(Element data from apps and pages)
*** Begin section ***

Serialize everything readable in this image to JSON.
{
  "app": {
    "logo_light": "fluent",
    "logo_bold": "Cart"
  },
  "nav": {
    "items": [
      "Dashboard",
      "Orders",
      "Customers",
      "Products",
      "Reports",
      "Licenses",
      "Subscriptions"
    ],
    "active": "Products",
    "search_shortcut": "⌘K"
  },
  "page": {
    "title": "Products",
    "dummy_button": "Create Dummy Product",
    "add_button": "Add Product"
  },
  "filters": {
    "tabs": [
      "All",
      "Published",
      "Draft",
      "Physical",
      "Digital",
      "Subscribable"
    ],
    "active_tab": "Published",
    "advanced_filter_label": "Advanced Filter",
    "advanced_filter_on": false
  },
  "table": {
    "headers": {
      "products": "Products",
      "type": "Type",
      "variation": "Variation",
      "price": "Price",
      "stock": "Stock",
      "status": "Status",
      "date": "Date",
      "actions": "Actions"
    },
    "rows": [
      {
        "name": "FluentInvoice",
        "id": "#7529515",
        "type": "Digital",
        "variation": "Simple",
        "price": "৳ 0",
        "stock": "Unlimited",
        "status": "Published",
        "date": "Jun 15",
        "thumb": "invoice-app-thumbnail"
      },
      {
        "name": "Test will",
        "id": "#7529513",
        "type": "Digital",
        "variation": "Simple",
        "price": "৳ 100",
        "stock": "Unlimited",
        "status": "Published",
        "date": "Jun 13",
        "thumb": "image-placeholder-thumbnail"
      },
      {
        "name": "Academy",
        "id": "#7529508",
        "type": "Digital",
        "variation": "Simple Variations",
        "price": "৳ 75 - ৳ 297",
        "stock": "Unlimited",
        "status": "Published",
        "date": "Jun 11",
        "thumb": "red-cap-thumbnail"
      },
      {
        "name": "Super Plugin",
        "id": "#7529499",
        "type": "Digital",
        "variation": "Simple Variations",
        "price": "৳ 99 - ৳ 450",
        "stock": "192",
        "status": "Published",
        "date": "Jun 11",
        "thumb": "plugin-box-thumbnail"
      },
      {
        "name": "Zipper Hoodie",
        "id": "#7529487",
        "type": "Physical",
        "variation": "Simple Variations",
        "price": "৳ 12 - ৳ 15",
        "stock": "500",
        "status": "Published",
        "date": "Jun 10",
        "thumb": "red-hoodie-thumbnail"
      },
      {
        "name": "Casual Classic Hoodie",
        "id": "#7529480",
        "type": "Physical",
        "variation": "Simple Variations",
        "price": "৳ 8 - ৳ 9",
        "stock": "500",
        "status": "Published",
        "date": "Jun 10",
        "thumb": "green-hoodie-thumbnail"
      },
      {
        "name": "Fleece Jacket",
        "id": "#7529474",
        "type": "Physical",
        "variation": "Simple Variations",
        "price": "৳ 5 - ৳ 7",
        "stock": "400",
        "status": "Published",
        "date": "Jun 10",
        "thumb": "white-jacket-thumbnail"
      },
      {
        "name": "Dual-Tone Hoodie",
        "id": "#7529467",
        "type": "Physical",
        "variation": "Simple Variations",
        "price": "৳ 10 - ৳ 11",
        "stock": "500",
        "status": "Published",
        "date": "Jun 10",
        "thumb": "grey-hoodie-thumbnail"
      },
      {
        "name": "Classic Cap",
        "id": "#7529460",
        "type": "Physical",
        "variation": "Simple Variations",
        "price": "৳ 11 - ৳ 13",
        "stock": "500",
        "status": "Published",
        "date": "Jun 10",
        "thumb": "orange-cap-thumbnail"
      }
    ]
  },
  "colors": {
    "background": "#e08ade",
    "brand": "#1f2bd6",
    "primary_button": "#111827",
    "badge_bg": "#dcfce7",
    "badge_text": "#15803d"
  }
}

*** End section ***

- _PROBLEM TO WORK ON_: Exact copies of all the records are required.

- _SOLUTION BELOW_:
Serialize everything readable in this image to JSON.
{
  "app": {
    "logo_light": "fluent",
    "logo_bold": "Cart"
  },
  "nav": {
    "items": [
      "Dashboard",
      "Orders",
      "Customers",
      "Products",
      "Reports",
      "Licenses",
      "Subscriptions"
    ],
    "active": "Products",
    "search_shortcut": "⌘K"
  },
  "page": {
    "title": "Products",
    "dummy_button": "Create Dummy Product",
    "add_button": "Add Product"
  },
  "filters": {
    "tabs": [
      "All",
      "Published",
      "Draft",
      "Physical",
      "Digital",
      "Subscribable"
    ],
    "active_tab": "Published",
    "advanced_filter_label": "Advanced Filter",
    "advanced_filter_on": false
  },
  "table": {
    "headers": {
      "products": "Products",
      "type": "Type",
      "variation": "Variation",
      "price": "Price",
      "stock": "Stock",
      "status": "Status",
      "date": "Date",
      "actions": "Actions"
    },
    "rows": [
      {
        "name": "FluentInvoice",
        "id": "#7529515",
        "type": "Digital",
        "variation": "Simple",
        "price": "৳ 0",
        "stock": "Unlimited",
        "status": "Published",
        "date": "Jun 15",
        "thumb": "invoice-app-thumbnail"
      },
      {
        "name": "Test will",
        "id": "#7529513",
        "type": "Digital",
        "variation": "Simple",
        "price": "৳ 100",
        "stock": "Unlimited",
        "status": "Published",
        "date": "Jun 13",
        "thumb": "image-placeholder-thumbnail"
      },
      {
        "name": "Academy",
        "id": "#7529508",
        "type": "Digital",
        "variation": "Simple Variations",
        "price": "৳ 75 - ৳ 297",
        "stock": "Unlimited",
        "status": "Published",
        "date": "Jun 11",
        "thumb": "red-cap-thumbnail"
      },
      {
        "name": "Super Plugin",
        "id": "#7529499",
        "type": "Digital",
        "variation": "Simple Variations",
        "price": "৳ 99 - ৳ 450",
        "stock": "192",
        "status": "Published",
        "date": "Jun 11",
        "thumb": "plugin-box-thumbnail"
      },
      {
        "name": "Zipper Hoodie",
        "id": "#7529487",
        "type": "Physical",
        "variation": "Simple Variations",
        "price": "৳ 12 - ৳ 15",
        "stock": "500",
        "status": "Published",
        "date": "Jun 10",
        "thumb": "red-hoodie-thumbnail"
      },
      {
        "name": "Casual Classic Hoodie",
        "id": "#7529480",
        "type": "Physical",
        "variation": "Simple Variations",
        "price": "৳ 8 - ৳ 9",
        "stock": "500",
        "status": "Published",
        "date": "Jun 10",
        "thumb": "green-hoodie-thumbnail"
      },
      {
        "name": "Fleece Jacket",
        "id": "#7529474",
        "type": "Physical",
        "variation": "Simple Variations",
        "price": "৳ 5 - ৳ 7",
        "stock": "400",
        "status": "Published",
        "date": "Jun 10",
        "thumb": "white-jacket-thumbnail"
      },
      {
        "name": "Dual-Tone Hoodie",
        "id": "#7529467",
        "type": "Physical",
        "variation": "Simple Variations",
        "price": "৳ 10 - ৳ 11",
        "stock": "500",
        "status": "Published",
        "date": "Jun 10",
        "thumb": "grey-hoodie-thumbnail"
      },
      {
        "name": "Classic Cap",
        "id": "#7529460",
        "type": "Physical",
        "variation": "Simple Variations",
        "price": "৳ 11 - ৳ 13",
        "stock": "500",
        "status": "Published",
        "date": "Jun 10",
        "thumb": "orange-cap-thumbnail"
      }
    ]
  },
  "colors": {
    "background": "#e08ade",
    "brand": "#1f2bd6",
    "primary_button": "#111827",
    "badge_bg": "#dcfce7",
    "badge_text": "#15803d"
  }
}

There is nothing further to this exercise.